Material for this exercise:
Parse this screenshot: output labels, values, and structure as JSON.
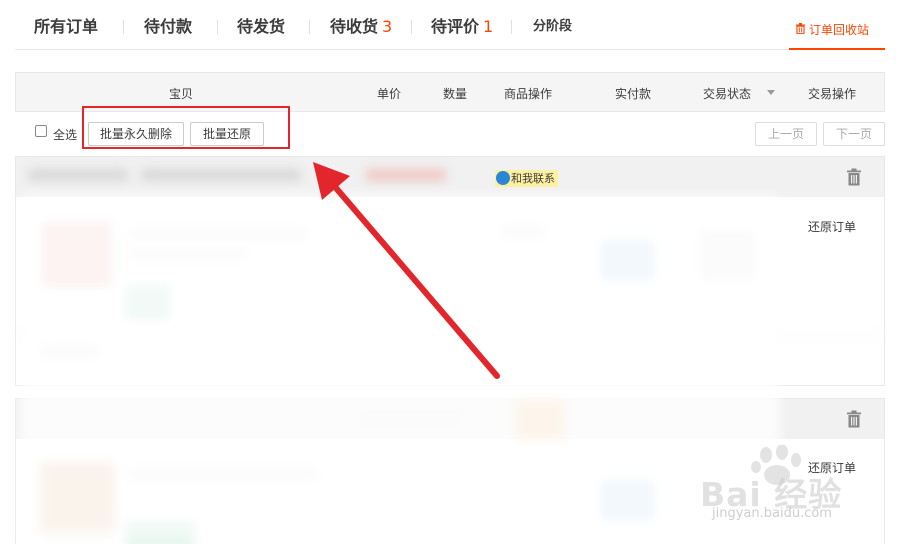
{
  "tabs": [
    {
      "label": "所有订单",
      "count": ""
    },
    {
      "label": "待付款",
      "count": ""
    },
    {
      "label": "待发货",
      "count": ""
    },
    {
      "label": "待收货",
      "count": "3"
    },
    {
      "label": "待评价",
      "count": "1"
    },
    {
      "label": "分阶段",
      "count": ""
    }
  ],
  "recycle_bin": {
    "label": "订单回收站",
    "icon": "trash-icon"
  },
  "table_header": {
    "item": "宝贝",
    "price": "单价",
    "quantity": "数量",
    "item_ops": "商品操作",
    "paid": "实付款",
    "status": "交易状态",
    "trade_ops": "交易操作"
  },
  "batch": {
    "select_all": "全选",
    "delete_forever": "批量永久删除",
    "restore_all": "批量还原"
  },
  "pager": {
    "prev": "上一页",
    "next": "下一页"
  },
  "orders": [
    {
      "contact_label": "和我联系",
      "restore_label": "还原订单"
    },
    {
      "restore_label": "还原订单"
    }
  ],
  "watermark": {
    "brand": "Bai 经验",
    "url": "jingyan.baidu.com"
  },
  "colors": {
    "accent": "#ff4400",
    "annotation_red": "#e2262b",
    "header_bg": "#f5f5f5"
  }
}
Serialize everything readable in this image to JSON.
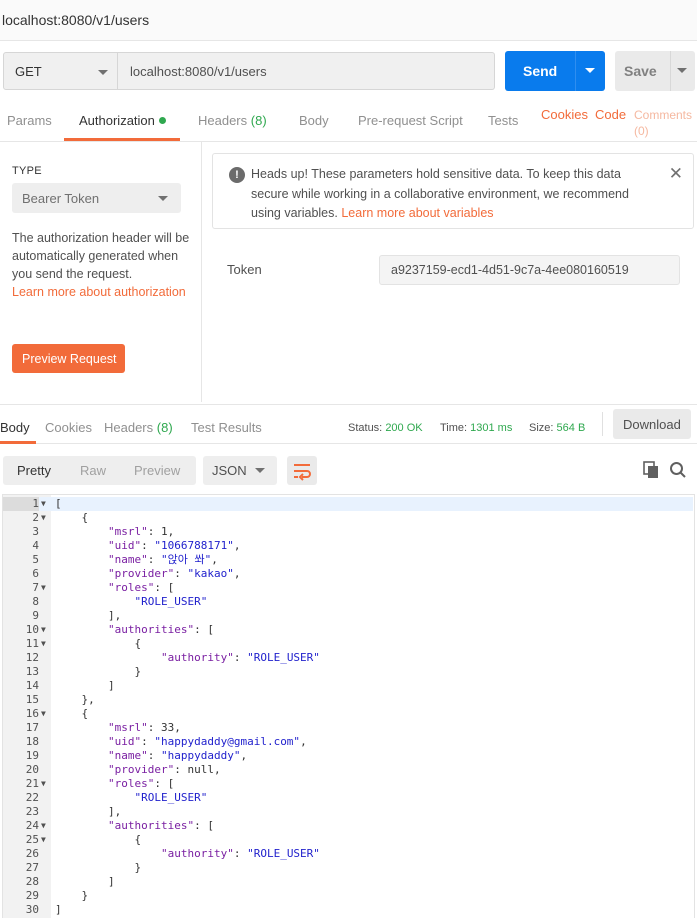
{
  "window": {
    "title": "localhost:8080/v1/users"
  },
  "request": {
    "method": "GET",
    "url": "localhost:8080/v1/users",
    "send_label": "Send",
    "save_label": "Save"
  },
  "request_tabs": {
    "params": "Params",
    "authorization": "Authorization",
    "headers": "Headers",
    "headers_count": "(8)",
    "body": "Body",
    "prerequest": "Pre-request Script",
    "tests": "Tests",
    "cookies": "Cookies",
    "code": "Code",
    "comments": "Comments",
    "comments_count": "(0)"
  },
  "auth": {
    "type_label": "TYPE",
    "type_value": "Bearer Token",
    "description": "The authorization header will be automatically generated when you send the request.",
    "learn_more": "Learn more about authorization",
    "preview_label": "Preview Request",
    "alert_text": "Heads up! These parameters hold sensitive data. To keep this data secure while working in a collaborative environment, we recommend using variables.",
    "alert_link": "Learn more about variables",
    "token_label": "Token",
    "token_value": "a9237159-ecd1-4d51-9c7a-4ee080160519"
  },
  "response": {
    "tabs": {
      "body": "Body",
      "cookies": "Cookies",
      "headers": "Headers",
      "headers_count": "(8)",
      "test_results": "Test Results"
    },
    "status_label": "Status:",
    "status_value": "200 OK",
    "time_label": "Time:",
    "time_value": "1301 ms",
    "size_label": "Size:",
    "size_value": "564 B",
    "download_label": "Download",
    "view_modes": [
      "Pretty",
      "Raw",
      "Preview"
    ],
    "active_view": "Pretty",
    "format": "JSON"
  },
  "icons": {
    "method_caret": "chevron-down-icon",
    "send_caret": "chevron-down-icon",
    "save_caret": "chevron-down-icon",
    "alert": "info-icon",
    "close": "close-icon",
    "wrap": "wrap-lines-icon",
    "copy": "copy-icon",
    "search": "search-icon"
  },
  "colors": {
    "accent": "#f26b3a",
    "send": "#097bed",
    "success": "#2fa84f"
  },
  "code_lines": [
    "[",
    "    {",
    "        \"msrl\": 1,",
    "        \"uid\": \"1066788171\",",
    "        \"name\": \"앉아 쏴\",",
    "        \"provider\": \"kakao\",",
    "        \"roles\": [",
    "            \"ROLE_USER\"",
    "        ],",
    "        \"authorities\": [",
    "            {",
    "                \"authority\": \"ROLE_USER\"",
    "            }",
    "        ]",
    "    },",
    "    {",
    "        \"msrl\": 33,",
    "        \"uid\": \"happydaddy@gmail.com\",",
    "        \"name\": \"happydaddy\",",
    "        \"provider\": null,",
    "        \"roles\": [",
    "            \"ROLE_USER\"",
    "        ],",
    "        \"authorities\": [",
    "            {",
    "                \"authority\": \"ROLE_USER\"",
    "            }",
    "        ]",
    "    }",
    "]"
  ],
  "foldable_lines": [
    1,
    2,
    7,
    10,
    11,
    16,
    21,
    24,
    25
  ]
}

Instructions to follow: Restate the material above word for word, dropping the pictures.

Reply:
Parse this screenshot: output labels, values, and structure as JSON.
{
  "tabs": [
    {
      "label": "所有订单",
      "count": ""
    },
    {
      "label": "待付款",
      "count": ""
    },
    {
      "label": "待发货",
      "count": ""
    },
    {
      "label": "待收货",
      "count": "3"
    },
    {
      "label": "待评价",
      "count": "1"
    },
    {
      "label": "分阶段",
      "count": ""
    }
  ],
  "recycle_bin": {
    "label": "订单回收站",
    "icon": "trash-icon"
  },
  "table_header": {
    "item": "宝贝",
    "price": "单价",
    "quantity": "数量",
    "item_ops": "商品操作",
    "paid": "实付款",
    "status": "交易状态",
    "trade_ops": "交易操作"
  },
  "batch": {
    "select_all": "全选",
    "delete_forever": "批量永久删除",
    "restore_all": "批量还原"
  },
  "pager": {
    "prev": "上一页",
    "next": "下一页"
  },
  "orders": [
    {
      "contact_label": "和我联系",
      "restore_label": "还原订单"
    },
    {
      "restore_label": "还原订单"
    }
  ],
  "watermark": {
    "brand": "Bai 经验",
    "url": "jingyan.baidu.com"
  },
  "colors": {
    "accent": "#ff4400",
    "annotation_red": "#e2262b",
    "header_bg": "#f5f5f5"
  }
}
Serialize everything readable in this image to JSON.
{
  "window": {
    "title": "localhost:8080/v1/users"
  },
  "request": {
    "method": "GET",
    "url": "localhost:8080/v1/users",
    "send_label": "Send",
    "save_label": "Save"
  },
  "request_tabs": {
    "params": "Params",
    "authorization": "Authorization",
    "headers": "Headers",
    "headers_count": "(8)",
    "body": "Body",
    "prerequest": "Pre-request Script",
    "tests": "Tests",
    "cookies": "Cookies",
    "code": "Code",
    "comments": "Comments",
    "comments_count": "(0)"
  },
  "auth": {
    "type_label": "TYPE",
    "type_value": "Bearer Token",
    "description": "The authorization header will be automatically generated when you send the request.",
    "learn_more": "Learn more about authorization",
    "preview_label": "Preview Request",
    "alert_text": "Heads up! These parameters hold sensitive data. To keep this data secure while working in a collaborative environment, we recommend using variables.",
    "alert_link": "Learn more about variables",
    "token_label": "Token",
    "token_value": "a9237159-ecd1-4d51-9c7a-4ee080160519"
  },
  "response": {
    "tabs": {
      "body": "Body",
      "cookies": "Cookies",
      "headers": "Headers",
      "headers_count": "(8)",
      "test_results": "Test Results"
    },
    "status_label": "Status:",
    "status_value": "200 OK",
    "time_label": "Time:",
    "time_value": "1301 ms",
    "size_label": "Size:",
    "size_value": "564 B",
    "download_label": "Download",
    "view_modes": [
      "Pretty",
      "Raw",
      "Preview"
    ],
    "active_view": "Pretty",
    "format": "JSON"
  },
  "icons": {
    "method_caret": "chevron-down-icon",
    "send_caret": "chevron-down-icon",
    "save_caret": "chevron-down-icon",
    "alert": "info-icon",
    "close": "close-icon",
    "wrap": "wrap-lines-icon",
    "copy": "copy-icon",
    "search": "search-icon"
  },
  "colors": {
    "accent": "#f26b3a",
    "send": "#097bed",
    "success": "#2fa84f"
  },
  "code_lines": [
    "[",
    "    {",
    "        \"msrl\": 1,",
    "        \"uid\": \"1066788171\",",
    "        \"name\": \"앉아 쏴\",",
    "        \"provider\": \"kakao\",",
    "        \"roles\": [",
    "            \"ROLE_USER\"",
    "        ],",
    "        \"authorities\": [",
    "            {",
    "                \"authority\": \"ROLE_USER\"",
    "            }",
    "        ]",
    "    },",
    "    {",
    "        \"msrl\": 33,",
    "        \"uid\": \"happydaddy@gmail.com\",",
    "        \"name\": \"happydaddy\",",
    "        \"provider\": null,",
    "        \"roles\": [",
    "            \"ROLE_USER\"",
    "        ],",
    "        \"authorities\": [",
    "            {",
    "                \"authority\": \"ROLE_USER\"",
    "            }",
    "        ]",
    "    }",
    "]"
  ],
  "foldable_lines": [
    1,
    2,
    7,
    10,
    11,
    16,
    21,
    24,
    25
  ]
}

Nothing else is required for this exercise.